In the early 1940s when a teenage boy deftly flung the newspaper to front porches in Twin Falls, Idaho, little did he know that in a few short years he would be part of the news. Nor did he know how words on a page would be a lifeline.
"Pearl Harbor happened smack in the middle of my senior year," Bob Bush of Richland, Wash., recalled in 2013 before his death slightly over a year later.
But at only 17 years old and with high school graduation ahead, the patriotic student knew he would have to wait to join the war effort. And like a typical teenage boy, his eyes were more focused on a pretty girl in his class rather than on the distant war.
"I had dated one of her girlfriends," the then-89-year-old reminisced. "But Aleene had first noticed me earlier because I delivered the newspaper to her parents' house."
In time, the two connected, passing notes in school as their romance blossomed.
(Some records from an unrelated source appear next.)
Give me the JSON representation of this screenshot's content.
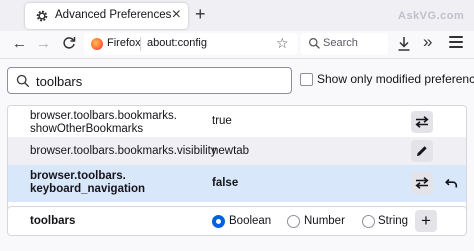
{
  "tab": {
    "title": "Advanced Preferences",
    "close": "×",
    "new_tab": "+"
  },
  "watermark": "AskVG.com",
  "nav": {
    "back": "←",
    "forward": "→",
    "identity_label": "Firefox",
    "url": "about:config",
    "search_placeholder": "Search"
  },
  "filter": {
    "search_value": "toolbars",
    "modified_only_label": "Show only modified preferences"
  },
  "prefs": [
    {
      "name_line1": "browser.toolbars.bookmarks.",
      "name_line2": "showOtherBookmarks",
      "value": "true",
      "type": "boolean",
      "modified": false
    },
    {
      "name_line1": "browser.toolbars.bookmarks.visibility",
      "name_line2": "",
      "value": "newtab",
      "type": "string",
      "modified": false
    },
    {
      "name_line1": "browser.toolbars.",
      "name_line2": "keyboard_navigation",
      "value": "false",
      "type": "boolean",
      "modified": true
    }
  ],
  "new_pref": {
    "name": "toolbars",
    "types": [
      "Boolean",
      "Number",
      "String"
    ],
    "selected_type": "Boolean",
    "add_label": "+"
  },
  "colors": {
    "accent": "#0061e0",
    "modified_row": "#d9e7fb"
  }
}
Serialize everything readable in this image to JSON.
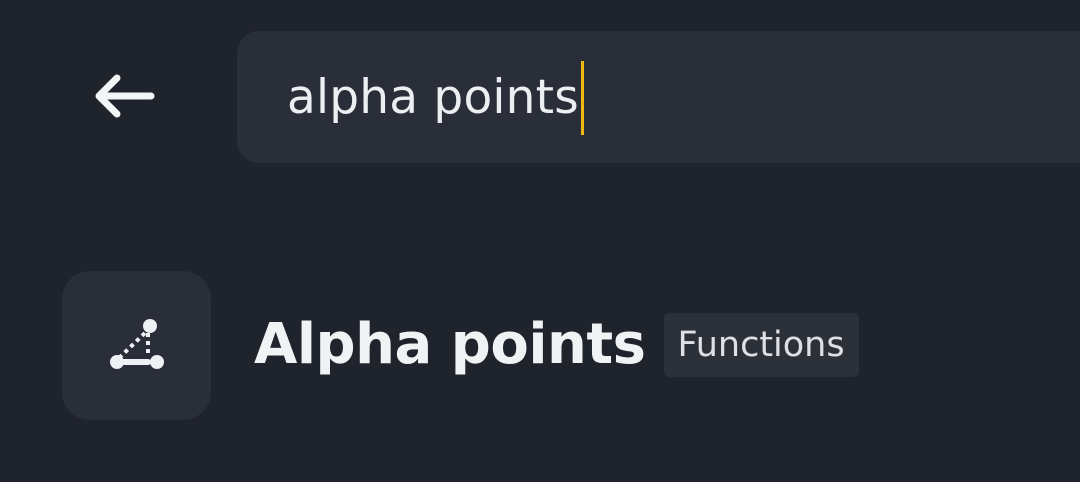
{
  "header": {
    "back_icon": "arrow-left-icon"
  },
  "search": {
    "value": "alpha points",
    "caret_color": "#f0b90b"
  },
  "results": [
    {
      "icon": "alpha-points-icon",
      "title": "Alpha points",
      "category": "Functions"
    }
  ],
  "colors": {
    "background": "#1f232c",
    "surface": "#292e38",
    "accent": "#f0b90b",
    "text": "#eef0f3"
  }
}
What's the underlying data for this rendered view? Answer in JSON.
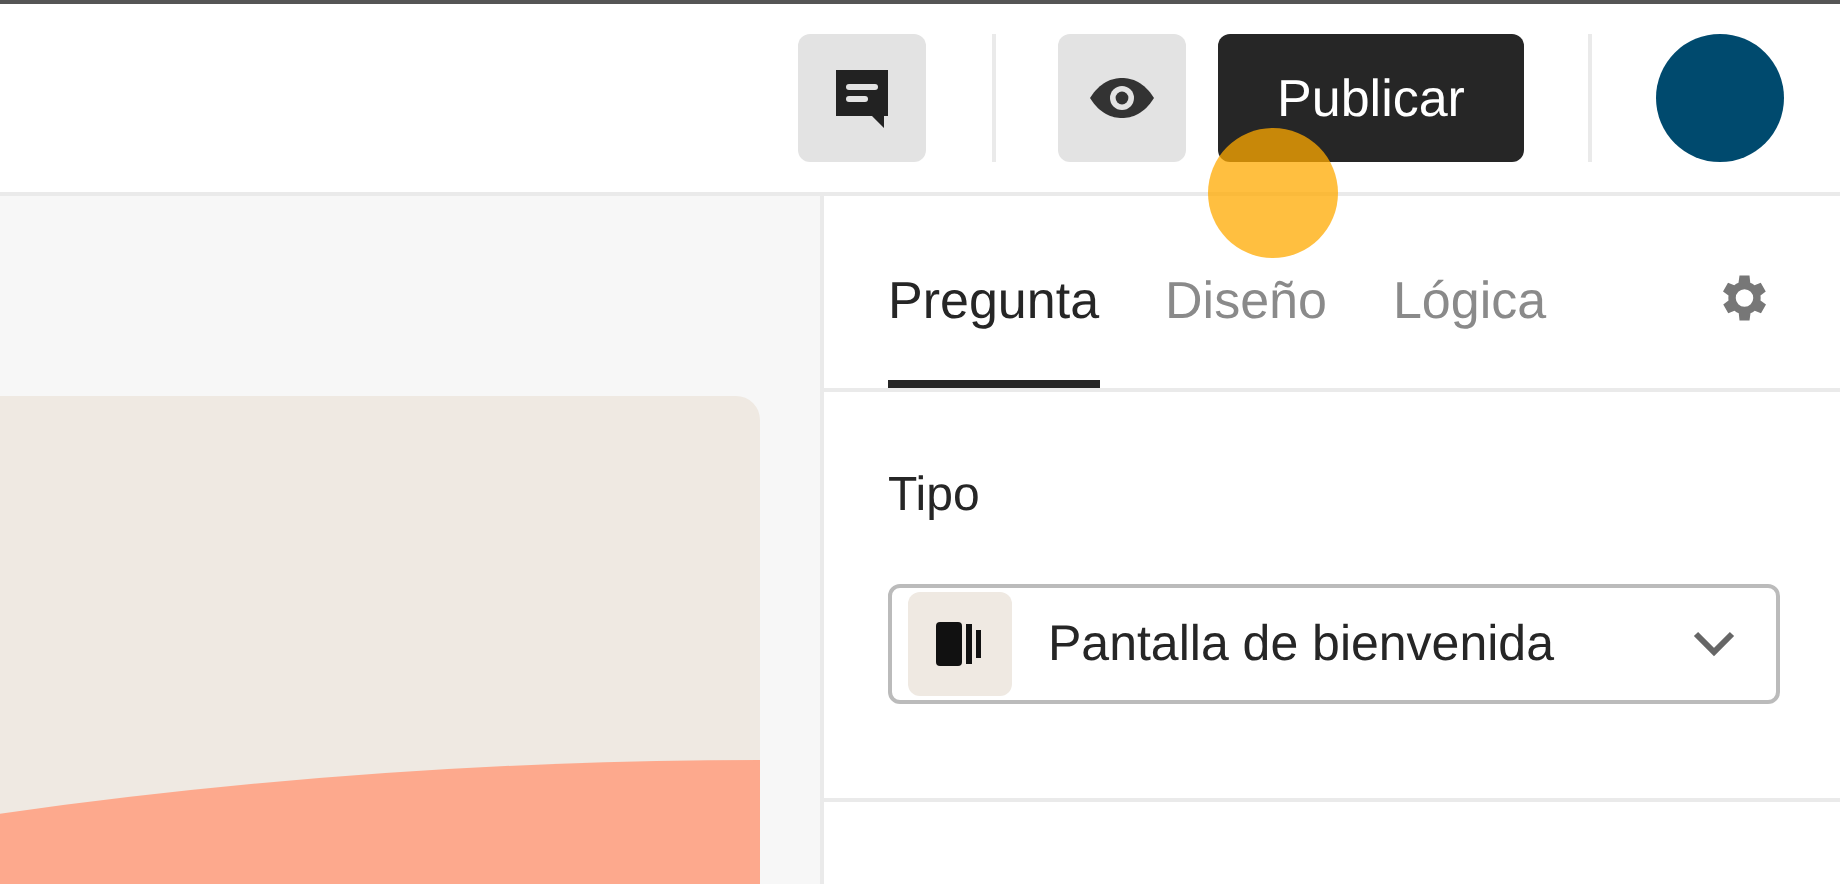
{
  "toolbar": {
    "publish_button": "Publicar"
  },
  "tabs": [
    {
      "label": "Pregunta",
      "selected": true
    },
    {
      "label": "Diseño",
      "selected": false
    },
    {
      "label": "Lógica",
      "selected": false
    }
  ],
  "type_section": {
    "label": "Tipo",
    "dropdown_value": "Pantalla de bienvenida"
  }
}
"The study hall monitor caught it, and I had to get up in front of the class and read the note," Bob said in 2013, recalling with a shudder the embarrassment he felt. "It was a short note, like, 'Where are you going to meet after school, maybe at the ice cream parlor?' It wasn't 'I love you,' just innocent puppy love."
Little did the high school couple realize how note writing would prove to be a vital link during the difficult years of World War II.
"We wrote to each other every day," the Army veteran said about his bride of only six months before being deployed. "It took about two months for the mail to get there. Everything went by ship."
Life was harsh at the distant homing outpost in Assam province, India, where Bob led his three-man team in directing planes from missions over China back to the airstrip. Not only was there a high degree of isolation where he was stationed, but the daily meals were C-rations and everyday necessities were scarce or nonexistent—even toilet paper.
To pick up mail and supplies, it meant a long trek from their tents through tea plantations to a docked U.S. ship. Aleene's letters always included writing paper, another item in very short supply.
What the young military man wrote to his wife on her stationery was always scrutinized.
"Where we were located was a secret," Bob said, reflecting on the danger of "loose lips." "If we tried to slip anything that was valid information, it was censored." Then he commented with a smile, "I wouldn't even put anything like 'sweet nothings' in the letter because the censor would see them."
Nevertheless, his love was understood and while he sacrificed a comfortable life to help defeat the Japanese, Aleene worked stateside to save her allotment of his Army check. On their first anniversary, a gold wedding band engraved with both of their initials arrived in the mail, the same initials they had signed on their high school love notes.
The couple's deep love rose above the stressful war years, staying constantly strong until they reunited at war's end. Their beautiful life together came to a close just short of 65 years of marriage when Aleene died in 2008.
"We were very close from the beginning," Bob said, reflecting on their years together, noting they knew each other four years before the wedding. "We shared everything in our married life, even had a joint retirement in 1987 from Hanford."
On lonely days, Bob would visit Aleene's, grave where a picture of the two of them is on her headstone. And on quiet evenings, this man of deep faith would ponder one specific message they exchanged during the long war.
"While overseas, I had a very memorable dream about Aleene one night where she lovingly said my name," Bob remembered with reverence in his voice. "I immediately sent a letter to her to tell her about it and when it had happened—a letter I knew wouldn't reach her for two months."
While Bob's letter was in transit across the Pacific Ocean, Aleene had a letter on its way to Bob. When Aleene's letter arrived, Bob was taken aback by the message.
Aleene had described a vivid dream in which Bob lovingly called her name.
The dates both dreams occurred? The same.
Perhaps true love always finds a way to stay in touch.
(Lucy Luginbill is a career television producer-host and the Spiritual Life editor for the Tri-City Herald. In her column, she reflects on the meaning of her name, "Light Bringer." If you have a story idea for Light Notes, contact her at lluginbilltricityherald.com.)